I say this because most movie tie-in games stumble right out of the gate with a general lack of story, but Quantum of Solace breaks the mold. The story spans not only the Quantum of Solace film, but Casino Royale as well. They do a decent job mixing the two by flashing back to Casino Royale after a handful of missions into the Quantum of Solace story. This works fairly well, but also can be kind of confusing. The game takes a couple hours to progress through the Casino Royale missions, but the flashback decision does work out.
The controls handle like any other FPS: left stick to move, right to move the camera, triangle is used to jump, circle to crouch, X to take cover, R1 to fire your weapon, and R2 to throw grenades. You can carry up to three weapons, and although you will always have your P99, you get two additional weapons which you can cycle through with the L2 button.
The gameplay is pretty fun and plays similarly to other FPS titles. You control Bond through each level, moving between pieces of cover and taking out various enemies. You will play through most of the game in first-person view, but taking cover will zoom the camera out to a third-person perspective. The focusing may take some getting used to at first, but Treyarch did a wonderful job at making the experience almost seamless.
The game does a good job at mixing fast paced firefights with slower paced stealth missions. Most levels will have you running from area to area, shooting it out with dozens of goons. But the few levels that require a stealthier approach are where the game really shines. Sneaking around corners with your silenced P99, you will disarm cameras and take out enemies in silence; it’s just an incredibly fun experience.
There are also some hand to hand combat features. When approaching an enemy, press the right analog stick (R3) and a mini game will pop up, asking you to press the correct face button. Pull it off, and you’ll perform an instant knockout; screw up though, and you may end up dead. There is also the occasional boss fight, which occurs in quicktime events. This may not hold well with certain players, but it is infrequent enough that the QTEs never get annoying.

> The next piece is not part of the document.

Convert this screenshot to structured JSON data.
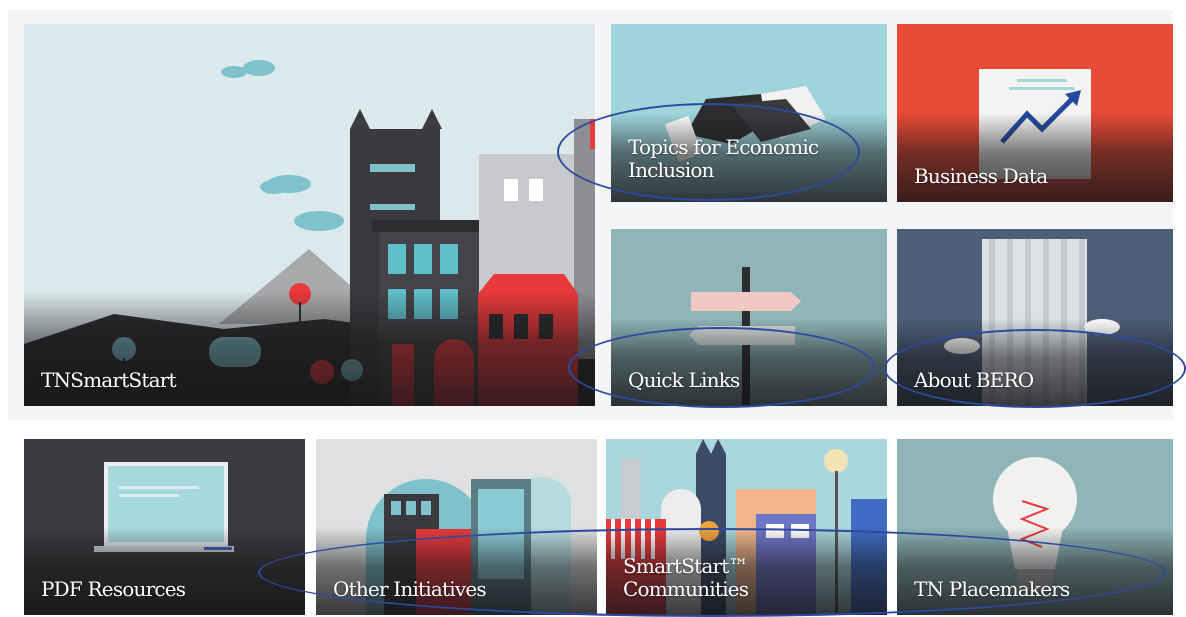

As you play through, you will also notice that there are some destructible elements within the environments. Fences blistering, barrels breaking, and fire extinguishers exploding are some the instances that you will encounter. There are plenty of games that have more destruction than Quantum of Solace, but it was still nice to see Treyarch go that extra distance in certain areas.

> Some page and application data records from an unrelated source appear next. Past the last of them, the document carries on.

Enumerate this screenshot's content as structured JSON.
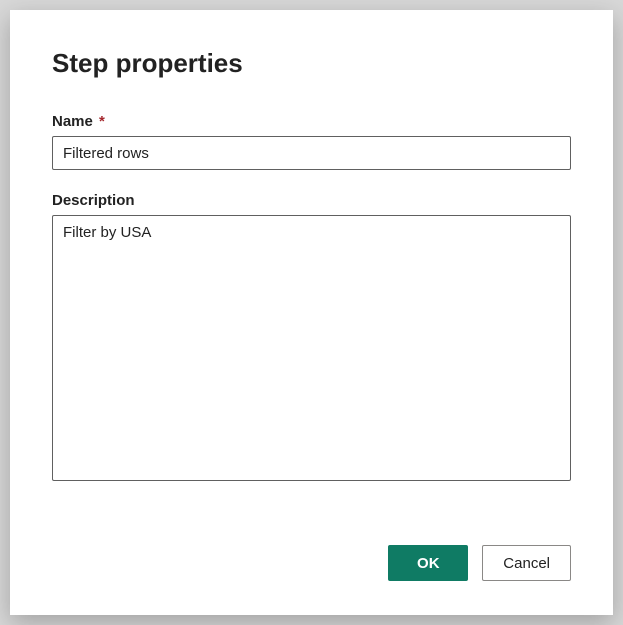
{
  "dialog": {
    "title": "Step properties",
    "name_field": {
      "label": "Name",
      "required_marker": "*",
      "value": "Filtered rows"
    },
    "description_field": {
      "label": "Description",
      "value": "Filter by USA"
    },
    "buttons": {
      "ok": "OK",
      "cancel": "Cancel"
    }
  }
}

The graphics for Quantum of Solace are quite nice for a movie tie-in game; in fact it stands out quite nicely when compared to other FPS titles. The background sounds are a mixture of the James Bond theme songs, and most of the original actors’ voices are utilized. Not up to the same standards as high-end titles, but it works rather well nonetheless.
Quantum of Solace comes jam packed with online features, and this is where the game really shines. There are nine different game types, all of which are a blast to play. You have your standard conflict (death-match) and team conflict (team death-match). And there is also team control, which will have teams competing to capture zones.